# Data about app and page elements
______

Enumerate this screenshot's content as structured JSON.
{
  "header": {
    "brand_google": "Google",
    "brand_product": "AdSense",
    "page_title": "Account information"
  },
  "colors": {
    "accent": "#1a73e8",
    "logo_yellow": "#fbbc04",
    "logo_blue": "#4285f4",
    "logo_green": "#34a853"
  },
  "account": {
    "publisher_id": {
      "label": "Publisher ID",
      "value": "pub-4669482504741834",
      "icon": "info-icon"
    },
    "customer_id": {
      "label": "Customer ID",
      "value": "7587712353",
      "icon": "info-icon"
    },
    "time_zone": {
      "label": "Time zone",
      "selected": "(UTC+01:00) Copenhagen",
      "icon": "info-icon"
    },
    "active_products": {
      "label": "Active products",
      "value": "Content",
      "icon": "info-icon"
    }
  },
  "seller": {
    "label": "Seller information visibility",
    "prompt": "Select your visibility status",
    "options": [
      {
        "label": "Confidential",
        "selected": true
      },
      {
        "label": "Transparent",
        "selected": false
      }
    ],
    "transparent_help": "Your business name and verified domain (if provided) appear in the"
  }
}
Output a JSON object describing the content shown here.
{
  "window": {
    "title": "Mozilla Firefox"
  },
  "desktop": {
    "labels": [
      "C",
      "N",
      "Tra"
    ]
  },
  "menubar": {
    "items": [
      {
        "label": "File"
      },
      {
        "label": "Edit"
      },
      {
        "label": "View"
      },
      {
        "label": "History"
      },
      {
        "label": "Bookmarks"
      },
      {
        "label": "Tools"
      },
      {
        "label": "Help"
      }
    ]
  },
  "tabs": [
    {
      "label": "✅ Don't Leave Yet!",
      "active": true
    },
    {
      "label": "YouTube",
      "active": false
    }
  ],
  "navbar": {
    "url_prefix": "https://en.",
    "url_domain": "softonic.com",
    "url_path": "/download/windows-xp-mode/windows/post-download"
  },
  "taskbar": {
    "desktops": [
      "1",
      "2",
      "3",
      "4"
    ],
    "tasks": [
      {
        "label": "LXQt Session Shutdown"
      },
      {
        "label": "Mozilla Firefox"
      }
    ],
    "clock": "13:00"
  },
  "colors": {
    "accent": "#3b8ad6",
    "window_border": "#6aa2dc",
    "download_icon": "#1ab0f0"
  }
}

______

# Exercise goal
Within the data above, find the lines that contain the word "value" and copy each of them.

# Output of the exercise
      "value": "pub-4669482504741834",
      "value": "7587712353",
      "value": "Content",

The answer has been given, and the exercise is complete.